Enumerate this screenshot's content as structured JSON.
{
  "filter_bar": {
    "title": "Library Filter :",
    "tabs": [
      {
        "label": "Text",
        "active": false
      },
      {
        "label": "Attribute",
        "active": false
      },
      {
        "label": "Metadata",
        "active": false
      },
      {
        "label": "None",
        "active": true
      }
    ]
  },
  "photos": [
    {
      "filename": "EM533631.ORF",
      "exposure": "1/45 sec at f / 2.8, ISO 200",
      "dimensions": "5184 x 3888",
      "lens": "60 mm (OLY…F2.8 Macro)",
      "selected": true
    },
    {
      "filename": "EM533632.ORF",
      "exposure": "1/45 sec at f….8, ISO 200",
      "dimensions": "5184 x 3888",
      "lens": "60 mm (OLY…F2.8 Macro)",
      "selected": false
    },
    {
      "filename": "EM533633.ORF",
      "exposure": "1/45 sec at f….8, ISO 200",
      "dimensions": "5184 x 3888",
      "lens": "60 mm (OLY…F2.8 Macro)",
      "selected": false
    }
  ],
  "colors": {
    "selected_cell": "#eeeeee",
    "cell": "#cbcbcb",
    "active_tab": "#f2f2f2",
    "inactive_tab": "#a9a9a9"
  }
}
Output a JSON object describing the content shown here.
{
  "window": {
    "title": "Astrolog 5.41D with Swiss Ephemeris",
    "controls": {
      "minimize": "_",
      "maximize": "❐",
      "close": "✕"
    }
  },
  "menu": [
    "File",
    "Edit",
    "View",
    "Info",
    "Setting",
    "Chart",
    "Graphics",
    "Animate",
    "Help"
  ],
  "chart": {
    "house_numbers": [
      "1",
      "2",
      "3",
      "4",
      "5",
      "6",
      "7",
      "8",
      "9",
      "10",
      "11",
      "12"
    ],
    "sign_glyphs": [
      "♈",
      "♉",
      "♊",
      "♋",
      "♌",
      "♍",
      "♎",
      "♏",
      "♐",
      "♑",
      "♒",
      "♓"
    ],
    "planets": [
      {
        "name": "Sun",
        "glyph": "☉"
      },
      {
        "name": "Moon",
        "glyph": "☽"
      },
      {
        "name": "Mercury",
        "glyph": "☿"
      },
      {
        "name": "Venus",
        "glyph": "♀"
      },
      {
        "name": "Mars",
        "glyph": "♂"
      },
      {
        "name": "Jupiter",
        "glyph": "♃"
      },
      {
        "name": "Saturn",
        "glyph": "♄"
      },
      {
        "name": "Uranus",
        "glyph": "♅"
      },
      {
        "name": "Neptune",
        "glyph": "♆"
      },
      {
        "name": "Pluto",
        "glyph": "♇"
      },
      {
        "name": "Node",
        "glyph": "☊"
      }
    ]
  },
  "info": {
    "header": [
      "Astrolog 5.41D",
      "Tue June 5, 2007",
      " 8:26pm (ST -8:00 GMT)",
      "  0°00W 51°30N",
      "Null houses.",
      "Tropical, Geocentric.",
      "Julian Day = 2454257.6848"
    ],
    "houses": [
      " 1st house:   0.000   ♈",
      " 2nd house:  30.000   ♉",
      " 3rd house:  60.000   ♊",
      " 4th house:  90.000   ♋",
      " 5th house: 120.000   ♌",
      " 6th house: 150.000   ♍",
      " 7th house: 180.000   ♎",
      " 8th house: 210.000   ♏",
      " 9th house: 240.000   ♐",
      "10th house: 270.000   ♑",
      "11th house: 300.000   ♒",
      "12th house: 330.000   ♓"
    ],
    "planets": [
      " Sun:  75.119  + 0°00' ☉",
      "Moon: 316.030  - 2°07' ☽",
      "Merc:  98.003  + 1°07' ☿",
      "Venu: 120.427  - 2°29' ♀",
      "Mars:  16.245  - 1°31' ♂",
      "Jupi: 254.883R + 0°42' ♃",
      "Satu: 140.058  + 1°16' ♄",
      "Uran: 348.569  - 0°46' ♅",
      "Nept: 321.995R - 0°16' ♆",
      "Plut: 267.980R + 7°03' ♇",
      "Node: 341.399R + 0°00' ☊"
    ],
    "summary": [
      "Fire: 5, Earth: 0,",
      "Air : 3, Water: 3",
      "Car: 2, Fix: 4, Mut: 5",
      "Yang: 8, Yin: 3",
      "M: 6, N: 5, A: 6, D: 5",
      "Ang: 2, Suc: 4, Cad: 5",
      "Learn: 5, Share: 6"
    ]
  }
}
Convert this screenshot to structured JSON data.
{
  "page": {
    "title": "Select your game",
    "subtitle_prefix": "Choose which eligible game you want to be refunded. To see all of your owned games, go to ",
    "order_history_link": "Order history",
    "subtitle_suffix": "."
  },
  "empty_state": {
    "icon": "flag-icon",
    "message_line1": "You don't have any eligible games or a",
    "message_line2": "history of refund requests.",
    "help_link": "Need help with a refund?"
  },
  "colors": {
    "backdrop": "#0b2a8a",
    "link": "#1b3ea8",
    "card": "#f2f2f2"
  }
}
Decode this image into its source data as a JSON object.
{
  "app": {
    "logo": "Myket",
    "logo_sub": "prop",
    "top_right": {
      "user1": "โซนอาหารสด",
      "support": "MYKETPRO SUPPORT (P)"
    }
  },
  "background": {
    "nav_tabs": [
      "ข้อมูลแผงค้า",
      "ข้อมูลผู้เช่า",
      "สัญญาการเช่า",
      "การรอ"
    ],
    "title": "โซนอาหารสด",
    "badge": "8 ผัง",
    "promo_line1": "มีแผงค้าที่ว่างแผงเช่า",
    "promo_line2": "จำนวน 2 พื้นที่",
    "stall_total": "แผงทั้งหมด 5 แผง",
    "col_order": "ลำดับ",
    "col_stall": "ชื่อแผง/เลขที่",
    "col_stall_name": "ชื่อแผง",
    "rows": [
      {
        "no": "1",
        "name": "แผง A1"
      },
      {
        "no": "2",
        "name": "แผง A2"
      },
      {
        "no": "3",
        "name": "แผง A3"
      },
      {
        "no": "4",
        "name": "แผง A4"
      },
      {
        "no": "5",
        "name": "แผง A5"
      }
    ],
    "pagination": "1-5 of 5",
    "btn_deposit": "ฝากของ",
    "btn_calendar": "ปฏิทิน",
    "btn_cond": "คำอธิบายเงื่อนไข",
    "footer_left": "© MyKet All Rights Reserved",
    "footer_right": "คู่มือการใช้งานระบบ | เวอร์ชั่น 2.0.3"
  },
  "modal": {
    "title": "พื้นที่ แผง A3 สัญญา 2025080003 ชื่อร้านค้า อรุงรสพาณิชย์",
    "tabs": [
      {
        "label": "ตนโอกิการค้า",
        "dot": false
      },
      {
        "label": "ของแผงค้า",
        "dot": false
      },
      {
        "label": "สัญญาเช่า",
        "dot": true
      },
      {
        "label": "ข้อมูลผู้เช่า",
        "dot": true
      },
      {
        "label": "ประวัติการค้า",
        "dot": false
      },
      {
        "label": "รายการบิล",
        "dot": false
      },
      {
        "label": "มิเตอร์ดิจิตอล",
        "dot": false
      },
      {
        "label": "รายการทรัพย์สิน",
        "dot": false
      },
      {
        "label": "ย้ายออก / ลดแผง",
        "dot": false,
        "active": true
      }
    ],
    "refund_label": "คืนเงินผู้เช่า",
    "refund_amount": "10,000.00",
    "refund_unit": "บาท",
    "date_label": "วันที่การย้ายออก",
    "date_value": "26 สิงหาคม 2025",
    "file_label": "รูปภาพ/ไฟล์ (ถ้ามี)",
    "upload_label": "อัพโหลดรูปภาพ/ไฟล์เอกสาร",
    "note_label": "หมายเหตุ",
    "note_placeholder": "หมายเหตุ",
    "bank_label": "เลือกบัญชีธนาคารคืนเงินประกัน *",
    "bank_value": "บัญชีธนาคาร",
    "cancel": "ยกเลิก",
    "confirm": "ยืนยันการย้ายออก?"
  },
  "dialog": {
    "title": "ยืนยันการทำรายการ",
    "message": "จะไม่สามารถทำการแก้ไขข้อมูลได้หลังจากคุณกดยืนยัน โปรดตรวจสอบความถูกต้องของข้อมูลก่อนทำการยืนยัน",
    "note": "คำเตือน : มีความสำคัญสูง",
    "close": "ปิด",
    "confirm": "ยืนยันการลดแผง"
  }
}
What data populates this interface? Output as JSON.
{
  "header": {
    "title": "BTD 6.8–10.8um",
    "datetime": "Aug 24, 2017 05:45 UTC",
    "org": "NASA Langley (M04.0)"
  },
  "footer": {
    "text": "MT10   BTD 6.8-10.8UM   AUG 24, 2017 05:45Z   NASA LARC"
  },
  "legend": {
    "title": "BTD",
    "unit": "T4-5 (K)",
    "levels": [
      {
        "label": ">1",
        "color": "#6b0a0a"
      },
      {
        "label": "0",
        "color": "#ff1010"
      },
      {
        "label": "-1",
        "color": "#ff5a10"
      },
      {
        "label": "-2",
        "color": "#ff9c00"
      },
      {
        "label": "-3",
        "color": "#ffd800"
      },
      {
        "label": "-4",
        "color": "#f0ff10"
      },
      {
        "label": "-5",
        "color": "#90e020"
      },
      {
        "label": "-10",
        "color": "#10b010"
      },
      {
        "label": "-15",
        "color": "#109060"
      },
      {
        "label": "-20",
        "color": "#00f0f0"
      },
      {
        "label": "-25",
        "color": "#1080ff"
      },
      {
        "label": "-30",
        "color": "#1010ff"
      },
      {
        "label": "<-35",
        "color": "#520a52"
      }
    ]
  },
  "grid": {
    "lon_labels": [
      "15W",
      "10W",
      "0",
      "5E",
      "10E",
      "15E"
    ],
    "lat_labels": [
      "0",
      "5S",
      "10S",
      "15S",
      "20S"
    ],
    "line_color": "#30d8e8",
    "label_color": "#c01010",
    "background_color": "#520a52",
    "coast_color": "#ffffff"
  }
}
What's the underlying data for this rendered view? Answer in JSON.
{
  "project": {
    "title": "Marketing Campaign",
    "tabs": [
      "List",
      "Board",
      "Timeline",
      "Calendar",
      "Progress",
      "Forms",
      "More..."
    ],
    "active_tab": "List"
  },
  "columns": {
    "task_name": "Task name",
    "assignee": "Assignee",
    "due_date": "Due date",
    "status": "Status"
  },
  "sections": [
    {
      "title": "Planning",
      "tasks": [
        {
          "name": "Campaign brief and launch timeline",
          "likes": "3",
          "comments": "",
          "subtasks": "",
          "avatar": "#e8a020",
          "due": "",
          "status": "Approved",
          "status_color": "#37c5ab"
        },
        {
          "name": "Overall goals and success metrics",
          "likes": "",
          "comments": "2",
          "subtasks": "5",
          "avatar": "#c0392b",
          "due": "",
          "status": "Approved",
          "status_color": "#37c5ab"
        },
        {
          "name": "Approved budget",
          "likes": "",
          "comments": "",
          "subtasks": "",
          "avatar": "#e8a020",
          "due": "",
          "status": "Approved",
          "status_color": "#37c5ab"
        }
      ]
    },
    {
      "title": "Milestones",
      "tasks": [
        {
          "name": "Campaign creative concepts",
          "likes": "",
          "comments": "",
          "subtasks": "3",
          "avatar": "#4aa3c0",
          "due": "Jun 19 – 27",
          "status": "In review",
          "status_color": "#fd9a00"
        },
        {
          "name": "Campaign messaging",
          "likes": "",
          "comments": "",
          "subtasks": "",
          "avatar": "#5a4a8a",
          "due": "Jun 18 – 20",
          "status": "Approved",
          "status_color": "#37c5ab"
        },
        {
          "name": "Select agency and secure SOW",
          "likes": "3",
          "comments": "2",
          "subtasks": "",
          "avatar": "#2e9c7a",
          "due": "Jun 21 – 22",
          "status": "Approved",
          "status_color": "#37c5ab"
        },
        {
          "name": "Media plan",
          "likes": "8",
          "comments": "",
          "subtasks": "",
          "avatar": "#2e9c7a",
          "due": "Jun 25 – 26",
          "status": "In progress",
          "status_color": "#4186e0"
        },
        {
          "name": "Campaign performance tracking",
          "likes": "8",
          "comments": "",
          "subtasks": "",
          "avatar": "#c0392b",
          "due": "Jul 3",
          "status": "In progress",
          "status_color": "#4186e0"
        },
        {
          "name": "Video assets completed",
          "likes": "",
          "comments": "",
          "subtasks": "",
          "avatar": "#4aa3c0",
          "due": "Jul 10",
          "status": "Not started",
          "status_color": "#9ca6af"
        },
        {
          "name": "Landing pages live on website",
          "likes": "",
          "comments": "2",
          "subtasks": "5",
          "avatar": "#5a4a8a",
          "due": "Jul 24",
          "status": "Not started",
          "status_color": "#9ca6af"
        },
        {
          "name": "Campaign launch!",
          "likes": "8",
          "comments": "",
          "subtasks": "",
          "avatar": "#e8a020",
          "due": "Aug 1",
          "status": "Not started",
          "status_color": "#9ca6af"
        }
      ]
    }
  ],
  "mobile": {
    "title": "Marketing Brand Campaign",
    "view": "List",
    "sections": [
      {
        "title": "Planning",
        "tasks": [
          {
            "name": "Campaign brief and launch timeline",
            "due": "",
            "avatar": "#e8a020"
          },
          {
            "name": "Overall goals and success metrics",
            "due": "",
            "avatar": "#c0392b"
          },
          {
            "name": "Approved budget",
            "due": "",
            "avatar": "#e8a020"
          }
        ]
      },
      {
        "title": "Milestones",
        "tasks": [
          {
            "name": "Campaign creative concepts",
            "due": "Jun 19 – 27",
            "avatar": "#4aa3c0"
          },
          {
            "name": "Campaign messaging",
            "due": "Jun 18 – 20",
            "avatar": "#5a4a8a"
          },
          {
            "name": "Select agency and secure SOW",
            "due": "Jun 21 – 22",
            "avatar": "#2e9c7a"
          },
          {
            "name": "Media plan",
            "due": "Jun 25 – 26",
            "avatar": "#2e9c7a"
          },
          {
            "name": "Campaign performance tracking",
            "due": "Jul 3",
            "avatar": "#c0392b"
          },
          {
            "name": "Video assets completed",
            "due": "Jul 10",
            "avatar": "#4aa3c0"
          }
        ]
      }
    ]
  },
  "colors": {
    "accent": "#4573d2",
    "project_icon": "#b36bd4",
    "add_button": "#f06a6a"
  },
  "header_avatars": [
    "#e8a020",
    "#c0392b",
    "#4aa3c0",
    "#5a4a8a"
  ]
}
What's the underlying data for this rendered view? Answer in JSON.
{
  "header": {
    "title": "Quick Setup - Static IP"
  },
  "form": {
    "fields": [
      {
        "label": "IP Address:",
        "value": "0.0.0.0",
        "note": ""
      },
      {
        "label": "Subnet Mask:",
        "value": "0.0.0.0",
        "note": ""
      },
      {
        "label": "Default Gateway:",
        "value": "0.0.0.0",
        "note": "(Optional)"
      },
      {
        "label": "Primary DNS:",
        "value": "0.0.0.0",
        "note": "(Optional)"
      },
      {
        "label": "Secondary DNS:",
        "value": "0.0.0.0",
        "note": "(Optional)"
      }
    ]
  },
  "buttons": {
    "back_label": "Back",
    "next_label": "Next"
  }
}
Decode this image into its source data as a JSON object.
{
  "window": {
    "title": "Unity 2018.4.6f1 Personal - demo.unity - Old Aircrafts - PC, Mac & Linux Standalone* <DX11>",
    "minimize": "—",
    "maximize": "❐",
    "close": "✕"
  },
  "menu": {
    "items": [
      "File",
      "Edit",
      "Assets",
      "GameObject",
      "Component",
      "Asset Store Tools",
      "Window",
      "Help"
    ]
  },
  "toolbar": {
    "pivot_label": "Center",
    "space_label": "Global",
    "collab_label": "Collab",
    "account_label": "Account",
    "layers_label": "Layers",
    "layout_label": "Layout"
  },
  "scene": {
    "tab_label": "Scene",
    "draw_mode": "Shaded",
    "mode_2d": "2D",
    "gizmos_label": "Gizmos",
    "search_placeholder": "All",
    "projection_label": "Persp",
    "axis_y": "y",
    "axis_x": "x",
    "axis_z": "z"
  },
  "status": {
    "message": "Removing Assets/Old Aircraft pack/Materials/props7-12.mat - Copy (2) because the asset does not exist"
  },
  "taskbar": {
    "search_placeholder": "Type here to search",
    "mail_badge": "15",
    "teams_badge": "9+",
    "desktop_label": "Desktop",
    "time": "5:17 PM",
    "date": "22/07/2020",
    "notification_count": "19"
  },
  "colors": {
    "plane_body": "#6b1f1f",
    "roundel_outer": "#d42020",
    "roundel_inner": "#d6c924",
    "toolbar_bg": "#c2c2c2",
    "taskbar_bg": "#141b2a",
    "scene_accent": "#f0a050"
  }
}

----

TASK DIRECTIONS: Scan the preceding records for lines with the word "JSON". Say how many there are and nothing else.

YOUR SOLUTION: 8